Problem description = Wherever a line below holds the word "JSON", copy that line.

** Listed records follows **

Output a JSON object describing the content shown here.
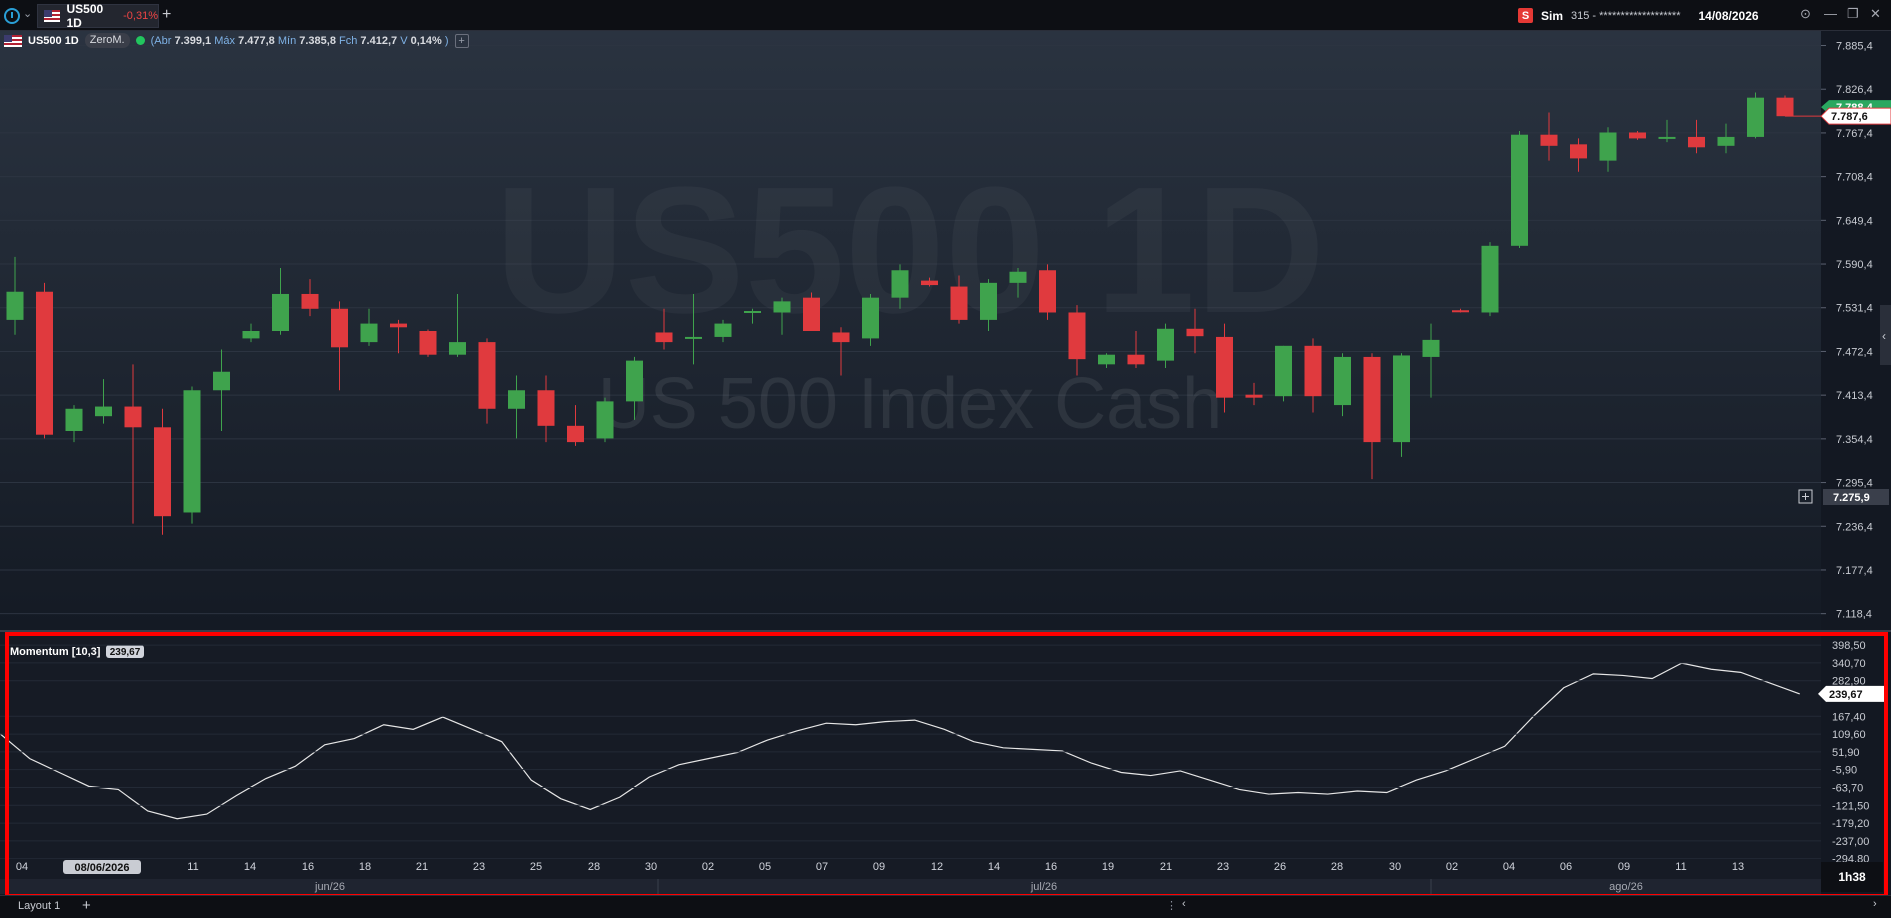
{
  "tab": {
    "symbol": "US500 1D",
    "change": "-0,31%",
    "add": "+"
  },
  "account": {
    "logo": "S",
    "name": "Sim",
    "id": "315 - *******************",
    "date": "14/08/2026"
  },
  "window_controls": {
    "settings_icon": "gear-circle-icon",
    "minimize": "—",
    "restore": "❐",
    "close": "✕"
  },
  "legend": {
    "symbol": "US500 1D",
    "broker": "ZeroM.",
    "open_label": "Abr",
    "open": "7.399,1",
    "high_label": "Máx",
    "high": "7.477,8",
    "low_label": "Mín",
    "low": "7.385,8",
    "close_label": "Fch",
    "close": "7.412,7",
    "volume_label": "V",
    "change": "0,14%"
  },
  "watermark": {
    "line1": "US500 1D",
    "line2": "US 500 Index Cash"
  },
  "price_axis": {
    "ticks": [
      "7.885,4",
      "7.826,4",
      "7.767,4",
      "7.708,4",
      "7.649,4",
      "7.590,4",
      "7.531,4",
      "7.472,4",
      "7.413,4",
      "7.354,4",
      "7.295,4",
      "7.236,4",
      "7.177,4",
      "7.118,4"
    ],
    "last_price": "7.787,6",
    "bid_price": "7.788,4",
    "crosshair_price": "7.275,9"
  },
  "indicator": {
    "name": "Momentum [10,3]",
    "value": "239,67",
    "ticks": [
      "398,50",
      "340,70",
      "282,90",
      "167,40",
      "109,60",
      "51,90",
      "-5,90",
      "-63,70",
      "-121,50",
      "-179,20",
      "-237,00",
      "-294,80"
    ]
  },
  "time_axis": {
    "day_labels": [
      "04",
      "11",
      "14",
      "16",
      "18",
      "21",
      "23",
      "25",
      "28",
      "30",
      "02",
      "05",
      "07",
      "09",
      "12",
      "14",
      "16",
      "19",
      "21",
      "23",
      "26",
      "28",
      "30",
      "02",
      "04",
      "06",
      "09",
      "11",
      "13"
    ],
    "highlight": "08/06/2026",
    "months": [
      "jun/26",
      "jul/26",
      "ago/26"
    ],
    "timer": "1h38"
  },
  "bottom_bar": {
    "layout": "Layout 1",
    "add": "+"
  },
  "colors": {
    "up": "#3fa34d",
    "down": "#e03a3e",
    "background": "#131722",
    "highlight_border": "#ff0000"
  },
  "chart_data": {
    "type": "candlestick",
    "title": "US500 1D",
    "subtitle": "US 500 Index Cash",
    "ylim": [
      7095,
      7905
    ],
    "candles": [
      {
        "o": 7515,
        "h": 7600,
        "l": 7495,
        "c": 7553
      },
      {
        "o": 7553,
        "h": 7565,
        "l": 7355,
        "c": 7360
      },
      {
        "o": 7365,
        "h": 7400,
        "l": 7350,
        "c": 7395
      },
      {
        "o": 7385,
        "h": 7435,
        "l": 7375,
        "c": 7398
      },
      {
        "o": 7398,
        "h": 7455,
        "l": 7240,
        "c": 7370
      },
      {
        "o": 7370,
        "h": 7395,
        "l": 7225,
        "c": 7250
      },
      {
        "o": 7255,
        "h": 7425,
        "l": 7240,
        "c": 7420
      },
      {
        "o": 7420,
        "h": 7475,
        "l": 7365,
        "c": 7445
      },
      {
        "o": 7490,
        "h": 7510,
        "l": 7485,
        "c": 7500
      },
      {
        "o": 7500,
        "h": 7585,
        "l": 7495,
        "c": 7550
      },
      {
        "o": 7550,
        "h": 7570,
        "l": 7520,
        "c": 7530
      },
      {
        "o": 7530,
        "h": 7540,
        "l": 7420,
        "c": 7478
      },
      {
        "o": 7485,
        "h": 7530,
        "l": 7480,
        "c": 7510
      },
      {
        "o": 7510,
        "h": 7515,
        "l": 7470,
        "c": 7505
      },
      {
        "o": 7500,
        "h": 7502,
        "l": 7465,
        "c": 7468
      },
      {
        "o": 7468,
        "h": 7550,
        "l": 7465,
        "c": 7485
      },
      {
        "o": 7485,
        "h": 7490,
        "l": 7375,
        "c": 7395
      },
      {
        "o": 7395,
        "h": 7440,
        "l": 7355,
        "c": 7420
      },
      {
        "o": 7420,
        "h": 7440,
        "l": 7350,
        "c": 7372
      },
      {
        "o": 7372,
        "h": 7400,
        "l": 7345,
        "c": 7350
      },
      {
        "o": 7355,
        "h": 7410,
        "l": 7350,
        "c": 7405
      },
      {
        "o": 7405,
        "h": 7465,
        "l": 7380,
        "c": 7460
      },
      {
        "o": 7498,
        "h": 7530,
        "l": 7475,
        "c": 7485
      },
      {
        "o": 7490,
        "h": 7550,
        "l": 7455,
        "c": 7492
      },
      {
        "o": 7492,
        "h": 7515,
        "l": 7485,
        "c": 7510
      },
      {
        "o": 7525,
        "h": 7530,
        "l": 7510,
        "c": 7527
      },
      {
        "o": 7525,
        "h": 7545,
        "l": 7495,
        "c": 7540
      },
      {
        "o": 7545,
        "h": 7552,
        "l": 7500,
        "c": 7500
      },
      {
        "o": 7498,
        "h": 7505,
        "l": 7440,
        "c": 7485
      },
      {
        "o": 7490,
        "h": 7550,
        "l": 7480,
        "c": 7545
      },
      {
        "o": 7545,
        "h": 7590,
        "l": 7530,
        "c": 7582
      },
      {
        "o": 7568,
        "h": 7572,
        "l": 7560,
        "c": 7562
      },
      {
        "o": 7560,
        "h": 7575,
        "l": 7510,
        "c": 7515
      },
      {
        "o": 7515,
        "h": 7570,
        "l": 7500,
        "c": 7565
      },
      {
        "o": 7565,
        "h": 7585,
        "l": 7545,
        "c": 7580
      },
      {
        "o": 7582,
        "h": 7590,
        "l": 7515,
        "c": 7525
      },
      {
        "o": 7525,
        "h": 7535,
        "l": 7440,
        "c": 7462
      },
      {
        "o": 7455,
        "h": 7470,
        "l": 7450,
        "c": 7468
      },
      {
        "o": 7468,
        "h": 7500,
        "l": 7450,
        "c": 7455
      },
      {
        "o": 7460,
        "h": 7510,
        "l": 7450,
        "c": 7503
      },
      {
        "o": 7503,
        "h": 7530,
        "l": 7470,
        "c": 7493
      },
      {
        "o": 7492,
        "h": 7510,
        "l": 7390,
        "c": 7410
      },
      {
        "o": 7414,
        "h": 7430,
        "l": 7400,
        "c": 7410
      },
      {
        "o": 7412,
        "h": 7480,
        "l": 7405,
        "c": 7480
      },
      {
        "o": 7480,
        "h": 7490,
        "l": 7390,
        "c": 7412
      },
      {
        "o": 7400,
        "h": 7470,
        "l": 7385,
        "c": 7465
      },
      {
        "o": 7465,
        "h": 7470,
        "l": 7300,
        "c": 7350
      },
      {
        "o": 7350,
        "h": 7470,
        "l": 7330,
        "c": 7467
      },
      {
        "o": 7465,
        "h": 7510,
        "l": 7410,
        "c": 7488
      },
      {
        "o": 7528,
        "h": 7530,
        "l": 7525,
        "c": 7526
      },
      {
        "o": 7525,
        "h": 7620,
        "l": 7520,
        "c": 7615
      },
      {
        "o": 7615,
        "h": 7770,
        "l": 7612,
        "c": 7765
      },
      {
        "o": 7765,
        "h": 7795,
        "l": 7730,
        "c": 7750
      },
      {
        "o": 7752,
        "h": 7760,
        "l": 7715,
        "c": 7733
      },
      {
        "o": 7730,
        "h": 7775,
        "l": 7715,
        "c": 7768
      },
      {
        "o": 7768,
        "h": 7770,
        "l": 7758,
        "c": 7760
      },
      {
        "o": 7760,
        "h": 7785,
        "l": 7755,
        "c": 7762
      },
      {
        "o": 7762,
        "h": 7785,
        "l": 7740,
        "c": 7748
      },
      {
        "o": 7750,
        "h": 7780,
        "l": 7740,
        "c": 7762
      },
      {
        "o": 7762,
        "h": 7822,
        "l": 7760,
        "c": 7815
      },
      {
        "o": 7815,
        "h": 7818,
        "l": 7790,
        "c": 7790
      }
    ],
    "momentum": [
      110,
      30,
      -15,
      -60,
      -70,
      -140,
      -165,
      -150,
      -90,
      -35,
      5,
      75,
      95,
      140,
      125,
      165,
      125,
      85,
      -40,
      -100,
      -135,
      -95,
      -30,
      10,
      30,
      50,
      90,
      120,
      145,
      140,
      150,
      155,
      125,
      85,
      65,
      60,
      55,
      15,
      -15,
      -25,
      -10,
      -40,
      -70,
      -85,
      -80,
      -85,
      -75,
      -80,
      -40,
      -10,
      30,
      70,
      170,
      260,
      305,
      300,
      290,
      340,
      320,
      310,
      275,
      240
    ],
    "momentum_ylim": [
      -325,
      415
    ]
  }
}
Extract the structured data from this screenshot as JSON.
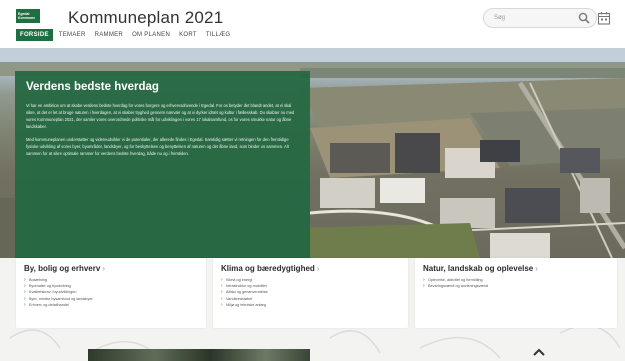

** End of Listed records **

Output for this exercise =
Output a JSON object describing the content shown here.
Extract the structured data from this screenshot as JSON.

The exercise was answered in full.